Also added on to housing costs are taxes and fees, which the city has long chosen to look at as a cash cow in times of increased valuations.
While Council this year ticked back the property tax rate to 6.25 mills from the 6.375 proposed, it opted — again — not to “roll back” taxes to 5.9962 mills, a rate that would have kept existing taxes level while still bringing the city $4.2 million in additional revenue due to new construction.
One can argue “it’s not much” but consider: Council boosted the city’s operating, or general fund, by 17 percent — almost $43 million more — for the new fiscal year bringing the tally to nearly $296.6 million. Much of that is property taxes and fees, including the assessment to offset the cost of fire services and taxes on utility bills.
No kudos here.
Back on the plus side — perhaps.
Council has approved an plan to boost economic development by incentivizing higher paying jobs and projects to help shift the tax burden mostly carried now by residential property owners. Council approved a budget of up to $2.5 million this year for its CapeCompetes initiative.
Already approved are incentives for at least two projects that will include rentals.
One is Madison Square, which in 2022 is expected to bring low-cost housing for income-qualifying seniors.
Another is The Cove, a multi-use project which will bring approximately 290 apartment units — studios, one-, two- and three-bedroom units — to the South Cape.
Depending on how the city continues to allocate the money, there’s some long-term potential here on the home front, as well as on the jobs side.

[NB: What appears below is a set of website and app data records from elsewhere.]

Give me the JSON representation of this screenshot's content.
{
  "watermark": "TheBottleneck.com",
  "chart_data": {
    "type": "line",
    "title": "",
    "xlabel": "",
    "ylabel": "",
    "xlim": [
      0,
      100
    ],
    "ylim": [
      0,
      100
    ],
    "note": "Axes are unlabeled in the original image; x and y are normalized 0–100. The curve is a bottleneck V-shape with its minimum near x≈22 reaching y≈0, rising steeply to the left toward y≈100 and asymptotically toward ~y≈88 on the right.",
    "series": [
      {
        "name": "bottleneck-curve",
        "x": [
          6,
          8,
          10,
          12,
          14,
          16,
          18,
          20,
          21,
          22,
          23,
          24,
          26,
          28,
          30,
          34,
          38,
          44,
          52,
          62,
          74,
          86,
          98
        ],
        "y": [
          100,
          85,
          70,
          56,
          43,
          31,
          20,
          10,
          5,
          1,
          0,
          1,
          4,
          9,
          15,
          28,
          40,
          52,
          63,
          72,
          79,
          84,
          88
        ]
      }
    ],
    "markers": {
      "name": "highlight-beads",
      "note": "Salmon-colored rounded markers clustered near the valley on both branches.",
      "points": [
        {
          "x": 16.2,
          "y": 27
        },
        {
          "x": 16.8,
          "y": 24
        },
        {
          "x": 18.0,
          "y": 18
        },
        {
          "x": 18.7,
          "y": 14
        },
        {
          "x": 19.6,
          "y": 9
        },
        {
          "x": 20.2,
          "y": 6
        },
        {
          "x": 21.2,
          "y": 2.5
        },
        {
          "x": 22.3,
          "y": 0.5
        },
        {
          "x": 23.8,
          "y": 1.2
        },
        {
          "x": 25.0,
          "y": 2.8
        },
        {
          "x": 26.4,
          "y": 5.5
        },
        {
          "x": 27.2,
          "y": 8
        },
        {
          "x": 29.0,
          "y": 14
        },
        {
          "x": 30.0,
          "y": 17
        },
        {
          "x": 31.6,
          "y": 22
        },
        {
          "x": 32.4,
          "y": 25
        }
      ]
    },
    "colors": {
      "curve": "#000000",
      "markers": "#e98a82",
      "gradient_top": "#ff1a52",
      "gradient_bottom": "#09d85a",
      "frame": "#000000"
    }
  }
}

But what is needed is some immediate help and buried within the incentives package is a recommendation to look at impact fees, essentially a tax on new construction intended to help pay for new infrastructure, to make sure the city is competitive.
We agree this is worth a review, particularly if it includes a hard look at fees assessed to housing at the lower end of the scale.
We will add one of our own.
The city, which a couple of years ago took another swing at how much valuation a home had to have for the city to “break even” on services provided, needs to reconsider its “size matters” view on residential housing.
Yes, bigger houses on the Cape’s small lots build a bigger tax base but this long-held and fear-mongering philosophy that every house should be a 3-2 with a 2-car garage (or, gasp, your property values will go down) is the antithesis of affordable housing that is market-driven. It’s also outdated as growth-driven communities across the country — and right here in Florida — can attest.
Incentives for housing those in the workforce can actually afford, and not just another apartment community behemoth, can have a quick impact, not just on those looking for a place to live but on our city’s businesses that are looking to hire them.
We urge Cape Coral City Council, as it begins the new year and focuses its efforts on developing a strategic plan for the city’s future, to open its collective mind to fostering a diversification of the housing options available here in the Cape.
We further urge our city administration and elected board to prioritize formulating the foundation needed for various types of housing opportunities in the Cape.
For we see not only a Cape Coral where people live and work, but a city where people can afford to do both. Now and in the future.
We wish you a happy New Year.
May the best be yet to come.